* [Exercise requirements]: Retype all of the records precisely.

---- Data for processing

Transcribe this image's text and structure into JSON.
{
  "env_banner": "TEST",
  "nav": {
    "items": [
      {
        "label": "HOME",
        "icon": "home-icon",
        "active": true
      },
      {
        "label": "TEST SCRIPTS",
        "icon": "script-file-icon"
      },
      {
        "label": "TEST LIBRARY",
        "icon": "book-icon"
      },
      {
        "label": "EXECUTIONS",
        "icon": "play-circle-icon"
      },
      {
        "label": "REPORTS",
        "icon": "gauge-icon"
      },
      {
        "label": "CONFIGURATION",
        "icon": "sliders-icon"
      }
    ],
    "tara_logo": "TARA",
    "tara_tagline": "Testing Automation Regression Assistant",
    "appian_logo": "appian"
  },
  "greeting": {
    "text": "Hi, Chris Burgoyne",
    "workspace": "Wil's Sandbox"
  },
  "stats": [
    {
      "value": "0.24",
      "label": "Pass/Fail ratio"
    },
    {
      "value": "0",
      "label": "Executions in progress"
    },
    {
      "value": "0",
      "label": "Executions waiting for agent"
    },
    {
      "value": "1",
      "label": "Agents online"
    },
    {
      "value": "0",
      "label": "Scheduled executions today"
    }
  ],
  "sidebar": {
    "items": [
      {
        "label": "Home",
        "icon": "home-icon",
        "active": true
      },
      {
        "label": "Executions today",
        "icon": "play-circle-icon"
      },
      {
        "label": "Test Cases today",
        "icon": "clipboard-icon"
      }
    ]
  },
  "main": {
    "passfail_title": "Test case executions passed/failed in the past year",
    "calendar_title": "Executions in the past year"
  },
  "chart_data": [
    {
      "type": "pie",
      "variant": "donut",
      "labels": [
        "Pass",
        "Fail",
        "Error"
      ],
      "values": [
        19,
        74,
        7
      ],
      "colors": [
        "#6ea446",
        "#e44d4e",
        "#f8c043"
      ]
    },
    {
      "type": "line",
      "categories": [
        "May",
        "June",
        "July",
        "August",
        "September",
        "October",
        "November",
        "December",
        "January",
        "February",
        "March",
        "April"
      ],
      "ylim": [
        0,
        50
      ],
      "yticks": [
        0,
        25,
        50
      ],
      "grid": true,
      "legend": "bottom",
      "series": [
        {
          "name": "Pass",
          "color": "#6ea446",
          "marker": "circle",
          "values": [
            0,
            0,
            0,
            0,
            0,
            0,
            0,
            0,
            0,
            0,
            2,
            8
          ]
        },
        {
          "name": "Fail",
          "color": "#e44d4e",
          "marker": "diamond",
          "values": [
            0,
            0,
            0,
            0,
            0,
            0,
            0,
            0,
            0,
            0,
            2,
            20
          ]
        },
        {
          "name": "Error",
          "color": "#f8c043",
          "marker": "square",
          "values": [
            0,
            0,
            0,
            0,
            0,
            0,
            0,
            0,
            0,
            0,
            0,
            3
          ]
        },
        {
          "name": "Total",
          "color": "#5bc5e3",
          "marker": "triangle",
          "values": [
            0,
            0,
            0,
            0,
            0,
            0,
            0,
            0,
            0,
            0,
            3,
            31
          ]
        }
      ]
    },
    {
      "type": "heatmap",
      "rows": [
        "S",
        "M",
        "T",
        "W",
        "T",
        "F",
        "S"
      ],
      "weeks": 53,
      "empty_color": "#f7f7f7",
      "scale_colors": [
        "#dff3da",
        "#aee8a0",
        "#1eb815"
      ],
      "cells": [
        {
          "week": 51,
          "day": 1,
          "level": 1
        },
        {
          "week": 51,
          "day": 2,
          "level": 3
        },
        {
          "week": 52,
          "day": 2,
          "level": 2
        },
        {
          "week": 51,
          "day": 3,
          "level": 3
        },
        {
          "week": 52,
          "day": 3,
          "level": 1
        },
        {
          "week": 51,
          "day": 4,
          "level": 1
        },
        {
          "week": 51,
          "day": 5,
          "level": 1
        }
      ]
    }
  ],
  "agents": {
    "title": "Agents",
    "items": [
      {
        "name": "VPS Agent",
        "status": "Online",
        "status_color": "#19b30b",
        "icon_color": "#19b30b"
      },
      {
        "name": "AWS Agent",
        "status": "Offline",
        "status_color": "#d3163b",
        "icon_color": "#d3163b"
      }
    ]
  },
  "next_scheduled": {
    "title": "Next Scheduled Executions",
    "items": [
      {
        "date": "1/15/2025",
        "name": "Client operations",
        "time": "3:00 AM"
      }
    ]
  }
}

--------

* [Solution to this exercise]:
Transcribe this image's text and structure into JSON.
{
  "env_banner": "TEST",
  "nav": {
    "items": [
      {
        "label": "HOME",
        "icon": "home-icon",
        "active": true
      },
      {
        "label": "TEST SCRIPTS",
        "icon": "script-file-icon"
      },
      {
        "label": "TEST LIBRARY",
        "icon": "book-icon"
      },
      {
        "label": "EXECUTIONS",
        "icon": "play-circle-icon"
      },
      {
        "label": "REPORTS",
        "icon": "gauge-icon"
      },
      {
        "label": "CONFIGURATION",
        "icon": "sliders-icon"
      }
    ],
    "tara_logo": "TARA",
    "tara_tagline": "Testing Automation Regression Assistant",
    "appian_logo": "appian"
  },
  "greeting": {
    "text": "Hi, Chris Burgoyne",
    "workspace": "Wil's Sandbox"
  },
  "stats": [
    {
      "value": "0.24",
      "label": "Pass/Fail ratio"
    },
    {
      "value": "0",
      "label": "Executions in progress"
    },
    {
      "value": "0",
      "label": "Executions waiting for agent"
    },
    {
      "value": "1",
      "label": "Agents online"
    },
    {
      "value": "0",
      "label": "Scheduled executions today"
    }
  ],
  "sidebar": {
    "items": [
      {
        "label": "Home",
        "icon": "home-icon",
        "active": true
      },
      {
        "label": "Executions today",
        "icon": "play-circle-icon"
      },
      {
        "label": "Test Cases today",
        "icon": "clipboard-icon"
      }
    ]
  },
  "main": {
    "passfail_title": "Test case executions passed/failed in the past year",
    "calendar_title": "Executions in the past year"
  },
  "chart_data": [
    {
      "type": "pie",
      "variant": "donut",
      "labels": [
        "Pass",
        "Fail",
        "Error"
      ],
      "values": [
        19,
        74,
        7
      ],
      "colors": [
        "#6ea446",
        "#e44d4e",
        "#f8c043"
      ]
    },
    {
      "type": "line",
      "categories": [
        "May",
        "June",
        "July",
        "August",
        "September",
        "October",
        "November",
        "December",
        "January",
        "February",
        "March",
        "April"
      ],
      "ylim": [
        0,
        50
      ],
      "yticks": [
        0,
        25,
        50
      ],
      "grid": true,
      "legend": "bottom",
      "series": [
        {
          "name": "Pass",
          "color": "#6ea446",
          "marker": "circle",
          "values": [
            0,
            0,
            0,
            0,
            0,
            0,
            0,
            0,
            0,
            0,
            2,
            8
          ]
        },
        {
          "name": "Fail",
          "color": "#e44d4e",
          "marker": "diamond",
          "values": [
            0,
            0,
            0,
            0,
            0,
            0,
            0,
            0,
            0,
            0,
            2,
            20
          ]
        },
        {
          "name": "Error",
          "color": "#f8c043",
          "marker": "square",
          "values": [
            0,
            0,
            0,
            0,
            0,
            0,
            0,
            0,
            0,
            0,
            0,
            3
          ]
        },
        {
          "name": "Total",
          "color": "#5bc5e3",
          "marker": "triangle",
          "values": [
            0,
            0,
            0,
            0,
            0,
            0,
            0,
            0,
            0,
            0,
            3,
            31
          ]
        }
      ]
    },
    {
      "type": "heatmap",
      "rows": [
        "S",
        "M",
        "T",
        "W",
        "T",
        "F",
        "S"
      ],
      "weeks": 53,
      "empty_color": "#f7f7f7",
      "scale_colors": [
        "#dff3da",
        "#aee8a0",
        "#1eb815"
      ],
      "cells": [
        {
          "week": 51,
          "day": 1,
          "level": 1
        },
        {
          "week": 51,
          "day": 2,
          "level": 3
        },
        {
          "week": 52,
          "day": 2,
          "level": 2
        },
        {
          "week": 51,
          "day": 3,
          "level": 3
        },
        {
          "week": 52,
          "day": 3,
          "level": 1
        },
        {
          "week": 51,
          "day": 4,
          "level": 1
        },
        {
          "week": 51,
          "day": 5,
          "level": 1
        }
      ]
    }
  ],
  "agents": {
    "title": "Agents",
    "items": [
      {
        "name": "VPS Agent",
        "status": "Online",
        "status_color": "#19b30b",
        "icon_color": "#19b30b"
      },
      {
        "name": "AWS Agent",
        "status": "Offline",
        "status_color": "#d3163b",
        "icon_color": "#d3163b"
      }
    ]
  },
  "next_scheduled": {
    "title": "Next Scheduled Executions",
    "items": [
      {
        "date": "1/15/2025",
        "name": "Client operations",
        "time": "3:00 AM"
      }
    ]
  }
}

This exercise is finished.